* Your task
How many of the lines below include "neutral"? Give the number and no other words.

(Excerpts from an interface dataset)
++++

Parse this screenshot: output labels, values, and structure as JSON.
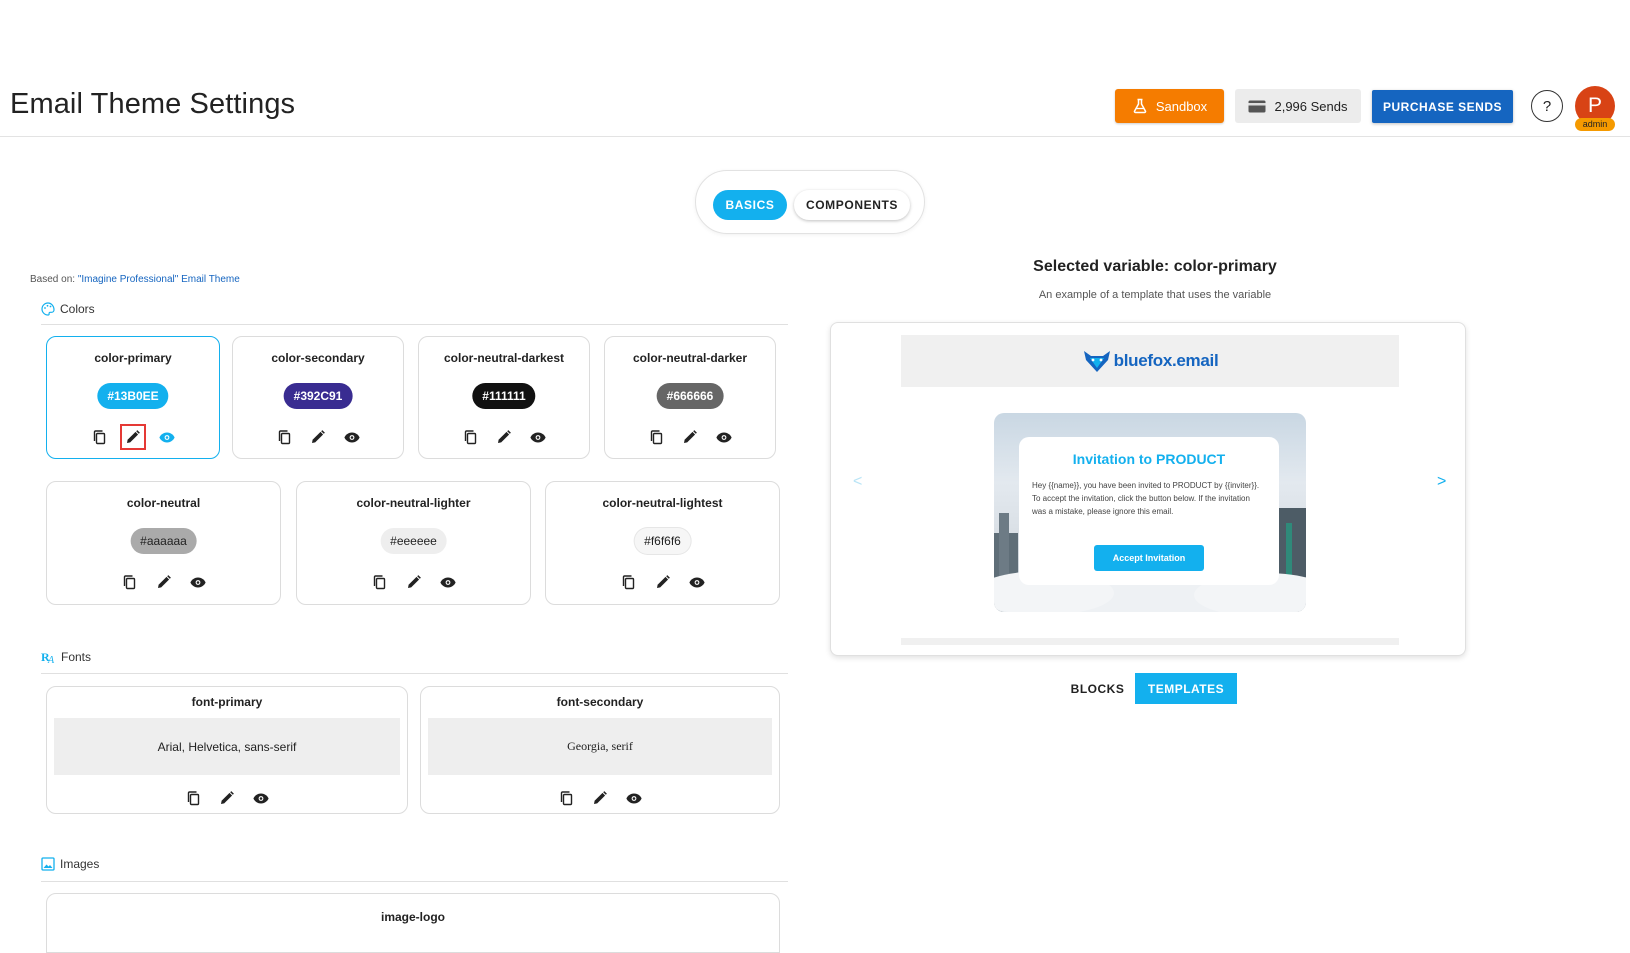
{
  "header": {
    "title": "Email Theme Settings",
    "sandbox_label": "Sandbox",
    "sends_label": "2,996 Sends",
    "purchase_label": "PURCHASE SENDS",
    "help_label": "?",
    "avatar_initial": "P",
    "role": "admin",
    "colors": {
      "sandbox": "#f57c00",
      "purchase": "#1565c0",
      "avatar": "#d84315"
    }
  },
  "tabs": [
    {
      "label": "BASICS",
      "active": true
    },
    {
      "label": "COMPONENTS",
      "active": false
    }
  ],
  "based_on": {
    "prefix": "Based on:",
    "theme": "\"Imagine Professional\" Email Theme"
  },
  "sections": {
    "colors": "Colors",
    "fonts": "Fonts",
    "images": "Images"
  },
  "color_vars": [
    {
      "name": "color-primary",
      "value": "#13B0EE",
      "bg": "#13B0EE",
      "fg": "#ffffff",
      "selected": true
    },
    {
      "name": "color-secondary",
      "value": "#392C91",
      "bg": "#392C91",
      "fg": "#ffffff",
      "selected": false
    },
    {
      "name": "color-neutral-darkest",
      "value": "#111111",
      "bg": "#111111",
      "fg": "#ffffff",
      "selected": false
    },
    {
      "name": "color-neutral-darker",
      "value": "#666666",
      "bg": "#666666",
      "fg": "#ffffff",
      "selected": false
    },
    {
      "name": "color-neutral",
      "value": "#aaaaaa",
      "bg": "#aaaaaa",
      "fg": "#222222",
      "selected": false
    },
    {
      "name": "color-neutral-lighter",
      "value": "#eeeeee",
      "bg": "#eeeeee",
      "fg": "#222222",
      "selected": false
    },
    {
      "name": "color-neutral-lightest",
      "value": "#f6f6f6",
      "bg": "#f6f6f6",
      "fg": "#222222",
      "selected": false
    }
  ],
  "font_vars": [
    {
      "name": "font-primary",
      "value": "Arial, Helvetica, sans-serif"
    },
    {
      "name": "font-secondary",
      "value": "Georgia, serif"
    }
  ],
  "image_vars": [
    {
      "name": "image-logo"
    }
  ],
  "icons": {
    "copy": "copy-icon",
    "edit": "pencil-icon",
    "view": "eye-icon"
  },
  "preview": {
    "selected_title": "Selected variable: color-primary",
    "subtitle": "An example of a template that uses the variable",
    "logo_text": "bluefox.email",
    "modal_title": "Invitation to PRODUCT",
    "modal_text": "Hey {{name}}, you have been invited to PRODUCT by {{inviter}}. To accept the invitation, click the button below. If the invitation was a mistake, please ignore this email.",
    "accept_label": "Accept Invitation",
    "prev_label": "<",
    "next_label": ">"
  },
  "toggle": [
    {
      "label": "BLOCKS",
      "active": false
    },
    {
      "label": "TEMPLATES",
      "active": true
    }
  ]
}
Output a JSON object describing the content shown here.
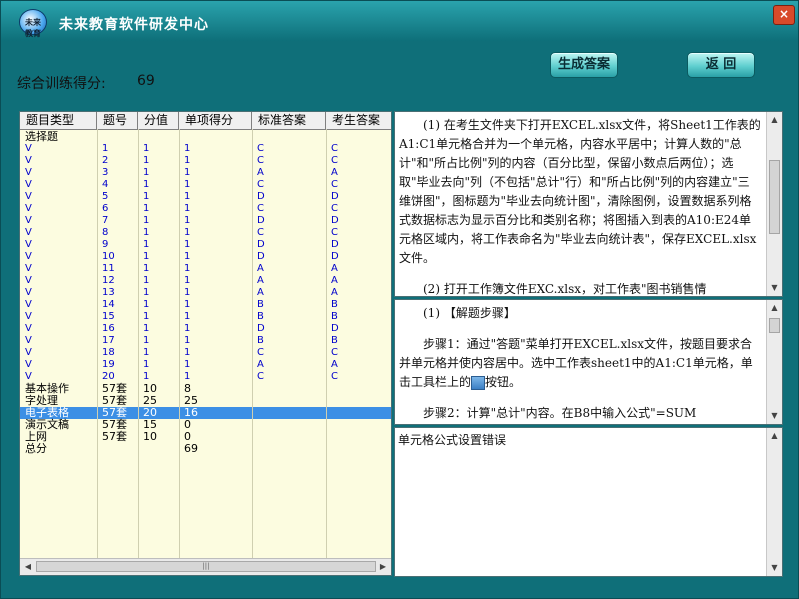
{
  "app": {
    "title": "未来教育软件研发中心",
    "logo_text": "未来教育",
    "close_label": "×"
  },
  "score": {
    "label": "综合训练得分:",
    "value": "69"
  },
  "buttons": {
    "generate": "生成答案",
    "back": "返 回"
  },
  "table": {
    "columns": [
      "题目类型",
      "题号",
      "分值",
      "单项得分",
      "标准答案",
      "考生答案"
    ],
    "category_choice": "选择题",
    "choice_rows": [
      [
        "V",
        "1",
        "1",
        "1",
        "C",
        "C"
      ],
      [
        "V",
        "2",
        "1",
        "1",
        "C",
        "C"
      ],
      [
        "V",
        "3",
        "1",
        "1",
        "A",
        "A"
      ],
      [
        "V",
        "4",
        "1",
        "1",
        "C",
        "C"
      ],
      [
        "V",
        "5",
        "1",
        "1",
        "D",
        "D"
      ],
      [
        "V",
        "6",
        "1",
        "1",
        "C",
        "C"
      ],
      [
        "V",
        "7",
        "1",
        "1",
        "D",
        "D"
      ],
      [
        "V",
        "8",
        "1",
        "1",
        "C",
        "C"
      ],
      [
        "V",
        "9",
        "1",
        "1",
        "D",
        "D"
      ],
      [
        "V",
        "10",
        "1",
        "1",
        "D",
        "D"
      ],
      [
        "V",
        "11",
        "1",
        "1",
        "A",
        "A"
      ],
      [
        "V",
        "12",
        "1",
        "1",
        "A",
        "A"
      ],
      [
        "V",
        "13",
        "1",
        "1",
        "A",
        "A"
      ],
      [
        "V",
        "14",
        "1",
        "1",
        "B",
        "B"
      ],
      [
        "V",
        "15",
        "1",
        "1",
        "B",
        "B"
      ],
      [
        "V",
        "16",
        "1",
        "1",
        "D",
        "D"
      ],
      [
        "V",
        "17",
        "1",
        "1",
        "B",
        "B"
      ],
      [
        "V",
        "18",
        "1",
        "1",
        "C",
        "C"
      ],
      [
        "V",
        "19",
        "1",
        "1",
        "A",
        "A"
      ],
      [
        "V",
        "20",
        "1",
        "1",
        "C",
        "C"
      ]
    ],
    "category_rows": [
      [
        "基本操作",
        "57套",
        "10",
        "8"
      ],
      [
        "字处理",
        "57套",
        "25",
        "25"
      ],
      [
        "电子表格",
        "57套",
        "20",
        "16"
      ],
      [
        "演示文稿",
        "57套",
        "15",
        "0"
      ],
      [
        "上网",
        "57套",
        "10",
        "0"
      ],
      [
        "总分",
        "",
        "",
        "69"
      ]
    ],
    "selected_index": 2
  },
  "question": {
    "p1": "(1) 在考生文件夹下打开EXCEL.xlsx文件，将Sheet1工作表的A1:C1单元格合并为一个单元格，内容水平居中；计算人数的\"总计\"和\"所占比例\"列的内容（百分比型，保留小数点后两位）；选取\"毕业去向\"列（不包括\"总计\"行）和\"所占比例\"列的内容建立\"三维饼图\"，图标题为\"毕业去向统计图\"，清除图例，设置数据系列格式数据标志为显示百分比和类别名称；将图插入到表的A10:E24单元格区域内，将工作表命名为\"毕业去向统计表\"，保存EXCEL.xlsx文件。",
    "p2": "(2) 打开工作簿文件EXC.xlsx，对工作表\"图书销售情"
  },
  "solution": {
    "p1": "(1) 【解题步骤】",
    "p2a": "步骤1：通过\"答题\"菜单打开EXCEL.xlsx文件，按题目要求合并单元格并使内容居中。选中工作表sheet1中的A1:C1单元格，单击工具栏上的",
    "p2b": "按钮。",
    "p3": "步骤2：计算\"总计\"内容。在B8中输入公式\"=SUM"
  },
  "result": {
    "text": "单元格公式设置错误"
  },
  "colors": {
    "titlebar": "#0e6f79",
    "selected_row": "#3c8fe5",
    "choice_text": "#0000cc"
  }
}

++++

* Solution for this exercise
5